YOUR INSTRUCTIONS.
Reproduce word for word the line holding "Enumerate this screenshot's" and all lines after it in the data, through the end, leaving out pictures.

===== RECORDS TO PROCESS =====

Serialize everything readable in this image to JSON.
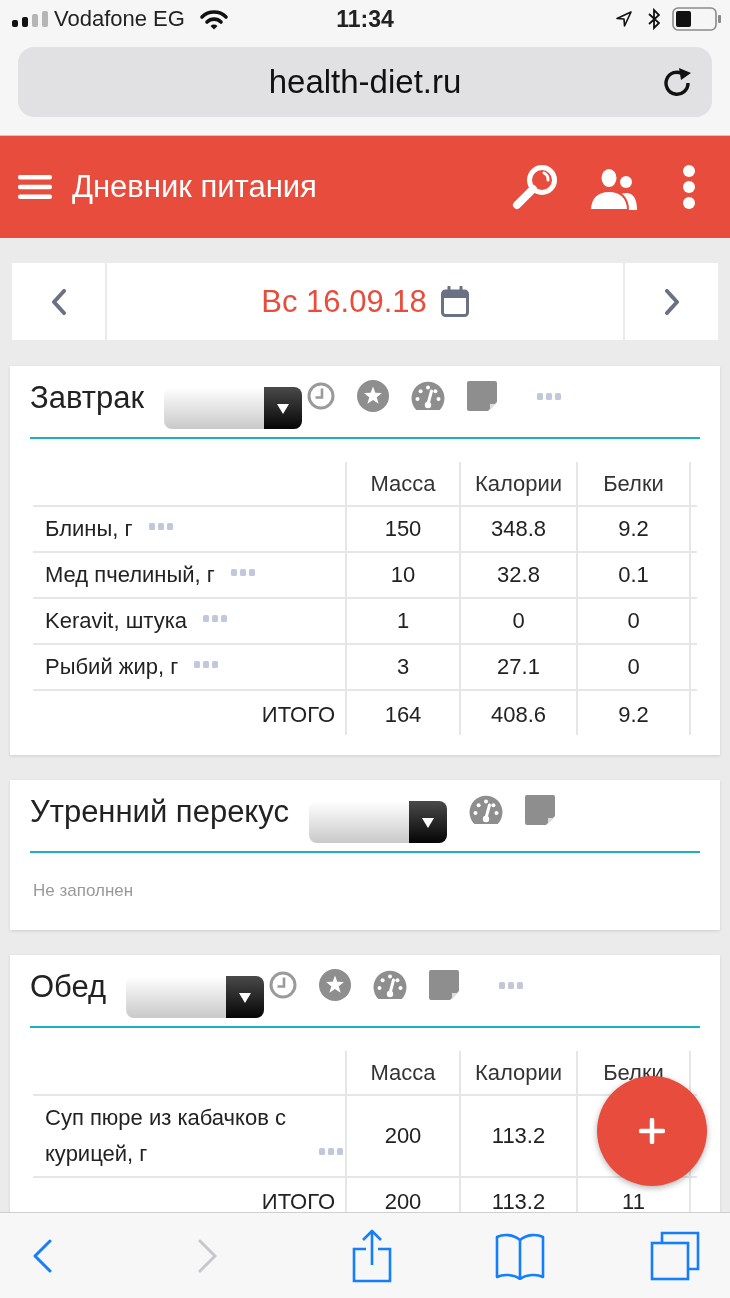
{
  "status_bar": {
    "carrier": "Vodafone EG",
    "time": "11:34"
  },
  "browser": {
    "url": "health-diet.ru"
  },
  "app_bar": {
    "title": "Дневник питания"
  },
  "date_nav": {
    "date": "Вс 16.09.18"
  },
  "meals": [
    {
      "title": "Завтрак",
      "tools": [
        {
          "kind": "clock"
        },
        {
          "kind": "star"
        },
        {
          "kind": "gauge"
        },
        {
          "kind": "note"
        },
        {
          "kind": "more"
        }
      ],
      "table": {
        "columns": [
          "Масса",
          "Калории",
          "Белки"
        ],
        "rows": [
          {
            "name": "Блины, г",
            "cells": [
              "150",
              "348.8",
              "9.2"
            ]
          },
          {
            "name": "Мед пчелиный, г",
            "cells": [
              "10",
              "32.8",
              "0.1"
            ]
          },
          {
            "name": "Keravit, штука",
            "cells": [
              "1",
              "0",
              "0"
            ]
          },
          {
            "name": "Рыбий жир, г",
            "cells": [
              "3",
              "27.1",
              "0"
            ]
          }
        ],
        "total": {
          "label": "ИТОГО",
          "cells": [
            "164",
            "408.6",
            "9.2"
          ]
        }
      }
    },
    {
      "title": "Утренний перекус",
      "tools": [
        {
          "kind": "gauge"
        },
        {
          "kind": "note"
        }
      ],
      "empty_text": "Не заполнен"
    },
    {
      "title": "Обед",
      "tools": [
        {
          "kind": "clock"
        },
        {
          "kind": "star"
        },
        {
          "kind": "gauge"
        },
        {
          "kind": "note"
        },
        {
          "kind": "more"
        }
      ],
      "table": {
        "columns": [
          "Масса",
          "Калории",
          "Белки"
        ],
        "rows": [
          {
            "name": "Суп пюре из кабачков с курицей, г",
            "cells": [
              "200",
              "113.2"
            ]
          }
        ],
        "total": {
          "label": "ИТОГО",
          "cells": [
            "200",
            "113.2",
            "11"
          ]
        }
      }
    }
  ],
  "browser_toolbar": {
    "buttons": [
      {
        "kind": "back",
        "disabled": false
      },
      {
        "kind": "forward",
        "disabled": true
      },
      {
        "kind": "share",
        "disabled": false
      },
      {
        "kind": "bookmarks",
        "disabled": false
      },
      {
        "kind": "tabs",
        "disabled": false
      }
    ]
  }
}
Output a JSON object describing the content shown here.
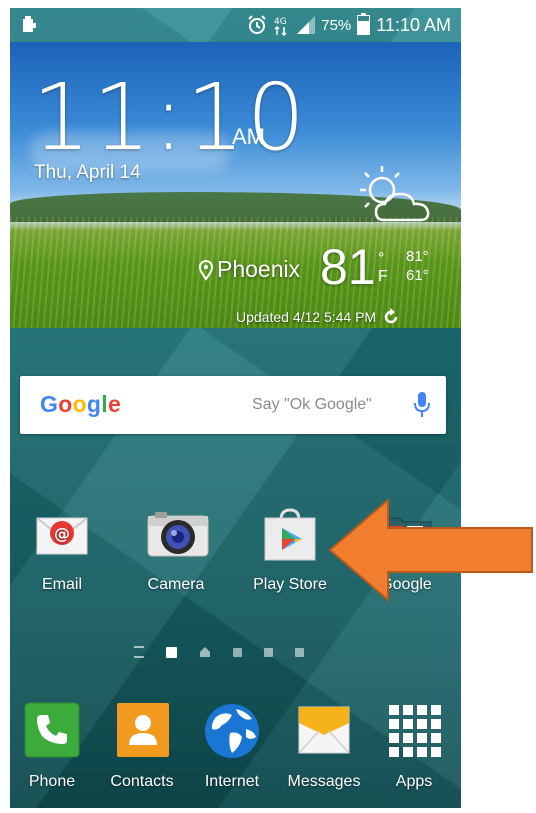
{
  "status_bar": {
    "battery_percent": "75%",
    "battery_level": 0.75,
    "time": "11:10 AM",
    "icons": [
      "notification-icon",
      "alarm-icon",
      "data-icon",
      "signal-icon",
      "battery-icon"
    ]
  },
  "widget": {
    "clock": "11:10",
    "ampm": "AM",
    "date": "Thu, April 14",
    "city": "Phoenix",
    "temperature": "81",
    "degree_symbol": "°",
    "unit": "F",
    "high": "81°",
    "low": "61°",
    "updated": "Updated 4/12 5:44 PM",
    "weather_icon": "partly-sunny-icon"
  },
  "search": {
    "logo": [
      "G",
      "o",
      "o",
      "g",
      "l",
      "e"
    ],
    "logo_colors": [
      "#4285F4",
      "#EA4335",
      "#FBBC05",
      "#4285F4",
      "#34A853",
      "#EA4335"
    ],
    "hint": "Say \"Ok Google\"",
    "mic_color": "#4285F4"
  },
  "home_apps": [
    {
      "label": "Email",
      "icon": "email-icon"
    },
    {
      "label": "Camera",
      "icon": "camera-icon"
    },
    {
      "label": "Play Store",
      "icon": "play-store-icon"
    },
    {
      "label": "Google",
      "icon": "google-folder-icon"
    }
  ],
  "page_indicators": {
    "count": 6,
    "active_index": 1
  },
  "dock": [
    {
      "label": "Phone",
      "icon": "phone-icon"
    },
    {
      "label": "Contacts",
      "icon": "contacts-icon"
    },
    {
      "label": "Internet",
      "icon": "globe-icon"
    },
    {
      "label": "Messages",
      "icon": "messages-icon"
    },
    {
      "label": "Apps",
      "icon": "apps-grid-icon"
    }
  ],
  "colors": {
    "arrow": "#F07E2E",
    "wallpaper": "#1e7479",
    "phone_green": "#3DAA3C",
    "contacts_orange": "#F29A1E"
  }
}
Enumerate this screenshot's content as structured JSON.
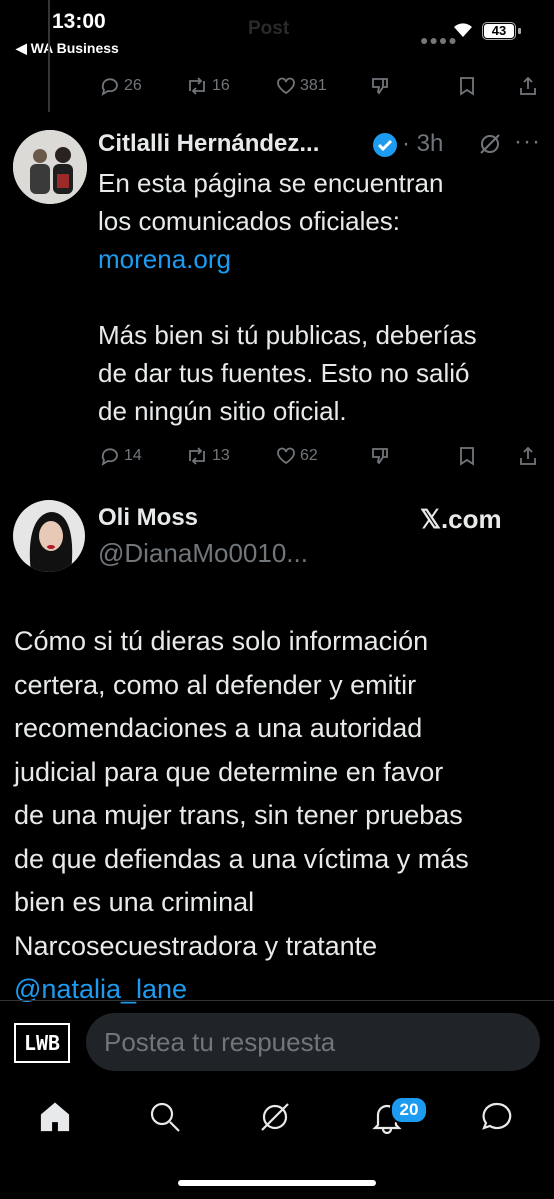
{
  "status_bar": {
    "time": "13:00",
    "back_app": "◀ WA Business",
    "ghost_title": "Post",
    "battery": "43"
  },
  "prev_post_actions": {
    "replies": "26",
    "reposts": "16",
    "likes": "381"
  },
  "post1": {
    "author": "Citlalli Hernández...",
    "time": "3h",
    "text_line1": "En esta página se encuentran",
    "text_line2": "los comunicados oficiales:",
    "link": "morena.org",
    "text_line4": "Más bien si tú publicas, deberías",
    "text_line5": "de dar tus fuentes. Esto no salió",
    "text_line6": "de ningún sitio oficial.",
    "replies": "14",
    "reposts": "13",
    "likes": "62"
  },
  "post2": {
    "author": "Oli Moss",
    "handle": "@DianaMo0010...",
    "source": "𝕏.com",
    "lines": [
      "Cómo si tú dieras solo información",
      "certera, como al defender y emitir",
      "recomendaciones a una autoridad",
      "judicial para que determine en favor",
      "de una mujer trans, sin tener pruebas",
      "de que defiendas a una víctima y más",
      "bien es una criminal",
      "Narcosecuestradora y tratante"
    ],
    "mention": "@natalia_lane"
  },
  "reply_bar": {
    "logo_text": "LWB",
    "placeholder": "Postea tu respuesta"
  },
  "nav": {
    "notifications_badge": "20"
  },
  "colors": {
    "accent": "#1d9bf0",
    "muted": "#71767b",
    "text": "#e7e9ea"
  }
}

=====

ANSWER SPACE.
Enumerate this screenshot's content as structured JSON.
{
  "status_bar": {
    "time": "13:00",
    "back_app": "◀ WA Business",
    "ghost_title": "Post",
    "battery": "43"
  },
  "prev_post_actions": {
    "replies": "26",
    "reposts": "16",
    "likes": "381"
  },
  "post1": {
    "author": "Citlalli Hernández...",
    "time": "3h",
    "text_line1": "En esta página se encuentran",
    "text_line2": "los comunicados oficiales:",
    "link": "morena.org",
    "text_line4": "Más bien si tú publicas, deberías",
    "text_line5": "de dar tus fuentes. Esto no salió",
    "text_line6": "de ningún sitio oficial.",
    "replies": "14",
    "reposts": "13",
    "likes": "62"
  },
  "post2": {
    "author": "Oli Moss",
    "handle": "@DianaMo0010...",
    "source": "𝕏.com",
    "lines": [
      "Cómo si tú dieras solo información",
      "certera, como al defender y emitir",
      "recomendaciones a una autoridad",
      "judicial para que determine en favor",
      "de una mujer trans, sin tener pruebas",
      "de que defiendas a una víctima y más",
      "bien es una criminal",
      "Narcosecuestradora y tratante"
    ],
    "mention": "@natalia_lane"
  },
  "reply_bar": {
    "logo_text": "LWB",
    "placeholder": "Postea tu respuesta"
  },
  "nav": {
    "notifications_badge": "20"
  },
  "colors": {
    "accent": "#1d9bf0",
    "muted": "#71767b",
    "text": "#e7e9ea"
  }
}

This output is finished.